◆ Exercise aim: Write out each line of the records that has "text" in it.

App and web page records
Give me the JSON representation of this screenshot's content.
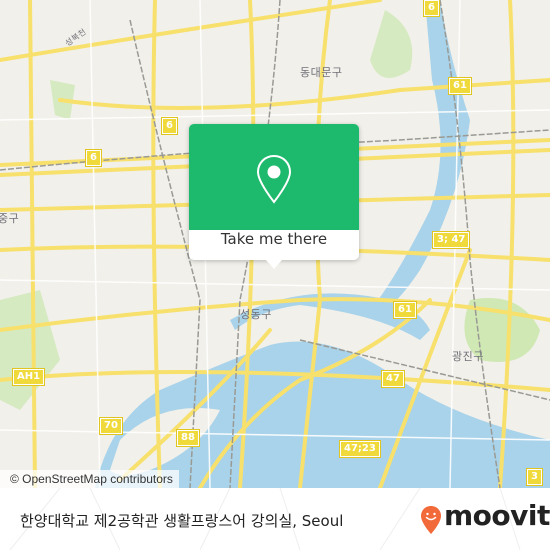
{
  "map": {
    "district_labels": [
      {
        "id": "dongdaemun",
        "text": "동대문구"
      },
      {
        "id": "seongdong",
        "text": "성동구"
      },
      {
        "id": "gwangjin",
        "text": "광진구"
      },
      {
        "id": "junggu",
        "text": "중구"
      },
      {
        "id": "stream",
        "text": "성북천"
      }
    ],
    "route_shields": [
      "6",
      "6",
      "6",
      "61",
      "3; 47",
      "61",
      "47",
      "47;23",
      "88",
      "70",
      "AH1",
      "3"
    ],
    "water_color": "#a9d3ea",
    "road_color": "#f7e06b",
    "park_color": "#cfe8b4"
  },
  "attribution": "© OpenStreetMap contributors",
  "popup": {
    "icon": "location-pin-icon",
    "button_label": "Take me there",
    "accent_color": "#1db96c"
  },
  "footer": {
    "place_title": "한양대학교 제2공학관 생활프랑스어 강의실, Seoul",
    "brand": "moovit",
    "brand_color": "#f26a3a"
  }
}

◆ Completed task:
        "text": "동대문구"
        "text": "성동구"
        "text": "광진구"
        "text": "중구"
        "text": "성북천"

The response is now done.